Then back to Nana and Grandads for play and cake. I used the same sponge recipe as last year but baked the cake in a bundt ring tin. The animals atop the cake were made by Daddy who’s used to creating things out of plasticine for making animations).
It was a great day and we’re loving this wonderful journey of life with our chattery, gentle, funny, gorgeous boy. To find out more about the Me and Mine monthly challenge if you want to join in for 2014 and for posts by other families taking part
”…don’t put rice crispies in them. Or any kind of cereal” G called as he closed the door to go up to town. I was in the kitchen surrounded by bags of nuts, dried fruit and biscuits about to make rocky road fridge bars for the first time in order to use up the chocolates we’d been given for Christmas. I figured at least that way for each chocolate we would have eaten we’d be getting a nut or two as a nod to a bit of nutritional content.
What I didn’t factor in, being a Rocky Road making virgin, was the 3 tablespoons of golden syrup, half a pack of butter and several biscuits thrown into the mix. Hey ho, at least they made for good sharing with New Year visitors and where G might easily have packed away a whole box of chocolates I’d like to see him try and eat 20 fridge bars (well I wouldn’t actually which was kind of the whole point!).
I adapted this recipe on the BBC Good Food website for Rocky Road Crunch bars (replacing best quality dark chocolate with whatever assortment of chocolate we had leftover from Christmas, digestives instead of rich tea biscuits and dried cranberries, raisins and brazil nuts instead of marshmallows). I can see why mine came out more toffee like for all the soft fillings and milk chocolate content of my concoction!
Totally moorish though!
To make rocky road bars
- Heat butter, chocolate & golden syrup over a gentle heat.
- Crush the biscuits roughly in a plastic bag.
- Fold biscuit pieces & crumbs into the melted mixture
- Add a handful of dried fruit/chopped nuts
- Tip the mixture into a 24cm/9in square baking tin & smooth.
- Refrigerate for at least 2 hours before cutting into squares/fingers
(for suggested quantities see BBC link above)
You know that feeling you get when you’ve bought someone a present but you really want to keep it yourself?

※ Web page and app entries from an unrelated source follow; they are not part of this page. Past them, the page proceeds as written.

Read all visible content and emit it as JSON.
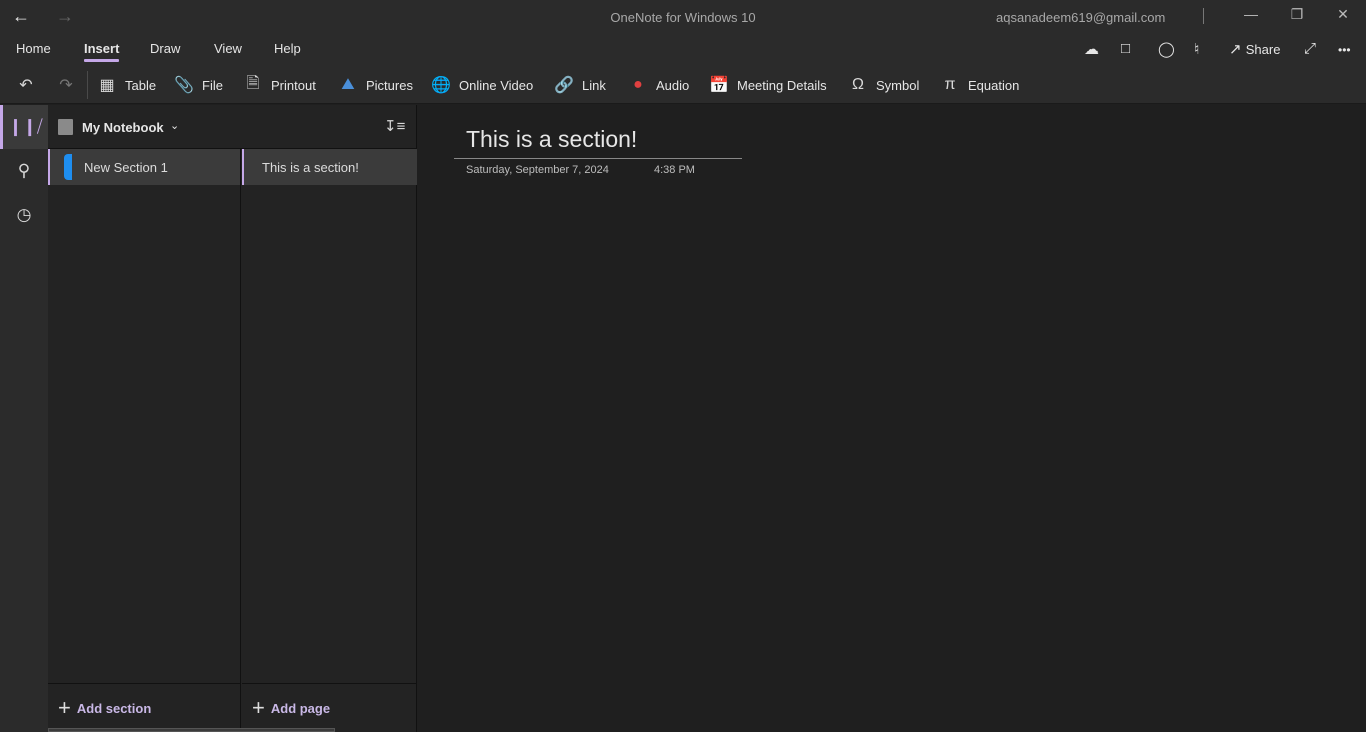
{
  "titlebar": {
    "back_icon": "arrow-left-icon",
    "forward_icon": "arrow-right-icon",
    "app_title": "OneNote for Windows 10",
    "account": "aqsanadeem619@gmail.com",
    "minimize": "—",
    "restore": "❐",
    "close": "✕"
  },
  "ribbon": {
    "tabs": [
      {
        "label": "Home"
      },
      {
        "label": "Insert",
        "active": true
      },
      {
        "label": "Draw"
      },
      {
        "label": "View"
      },
      {
        "label": "Help"
      }
    ],
    "right": {
      "sync_icon": "cloud-sync-icon",
      "sticky_notes_icon": "sticky-notes-icon",
      "tell_me_icon": "lightbulb-icon",
      "notifications_icon": "bell-icon",
      "share_label": "Share",
      "fullscreen_icon": "expand-icon",
      "more_label": "•••"
    }
  },
  "toolbar": {
    "undo_icon": "undo-icon",
    "redo_icon": "redo-icon",
    "items": [
      {
        "label": "Table",
        "icon": "table-icon"
      },
      {
        "label": "File",
        "icon": "paperclip-icon"
      },
      {
        "label": "Printout",
        "icon": "document-icon"
      },
      {
        "label": "Pictures",
        "icon": "picture-icon"
      },
      {
        "label": "Online Video",
        "icon": "online-video-icon"
      },
      {
        "label": "Link",
        "icon": "link-icon"
      },
      {
        "label": "Audio",
        "icon": "audio-record-icon"
      },
      {
        "label": "Meeting Details",
        "icon": "calendar-icon"
      },
      {
        "label": "Symbol",
        "icon": "omega-icon"
      },
      {
        "label": "Equation",
        "icon": "pi-icon"
      }
    ]
  },
  "rail": {
    "items": [
      {
        "name": "notebooks",
        "icon": "notebooks-icon",
        "active": true
      },
      {
        "name": "search",
        "icon": "search-icon"
      },
      {
        "name": "recent",
        "icon": "clock-icon"
      }
    ]
  },
  "navpane": {
    "notebook_name": "My Notebook",
    "sections": [
      {
        "label": "New Section 1",
        "color": "#1e8ef0"
      }
    ],
    "pages": [
      {
        "label": "This is a section!"
      }
    ],
    "add_section_label": "Add section",
    "add_page_label": "Add page"
  },
  "page": {
    "title": "This is a section!",
    "date": "Saturday, September 7, 2024",
    "time": "4:38 PM"
  },
  "colors": {
    "accent": "#c5a8e8",
    "section_color": "#1e8ef0"
  }
}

That was me at Christmas when I bought a Duo Creative Designs bottle bag for my sister-in-law at a local craft fayre. As I deliberated over which design to choose (it was always going to be the cat but like shoe shopping you have to um and ah over all options before returning to the first pair you saw) I chatted to Tina about where the idea came from for such a fab, practical gift. Zumba class apparently! Turning leftover fabric from Tina’s sewing business into a handy water bottle/gym card/mobile phone carrier.
I made a mental note to ”order bottle bags for 2014 birthdays” then realised E’s birthday is the first on the calendar. Each bottle bag is custom made so having asked Tina to make a personalised crocodile bag I was as excited waiting for it to arrive as E was opening it. Like all toddlers he loves anything he can put things in, especially if it has buttons on. He’s enjoying wearing his bag, taking his bottle in and out and, as I hoped, drinking more water as a result.
Bottle bags make such brilliant gifts and for little ones it’s an extra specially nice touch to have their name added. Duo Creative Designs are extending the bottle bag love to blog readers and offering 10% off orders made by 14th February. Simply message Tina via the FB page and quote ‘nipitinthebud’ (bottle bags are £8.50 + £3 for a name + P&P – free collection from Tewkesbury). And as if that wasn’t generous enough they’re currently hosting a giveaway for a personalised bottle bag on their Facebook page. To enter all you have to do is like the page and leave a comment. Closing date is 9pm tomorrow so head over their now!
10% discount applies to orders for Memo boards as well (prices from £18 depending on design/personalisation). Brilliant eh!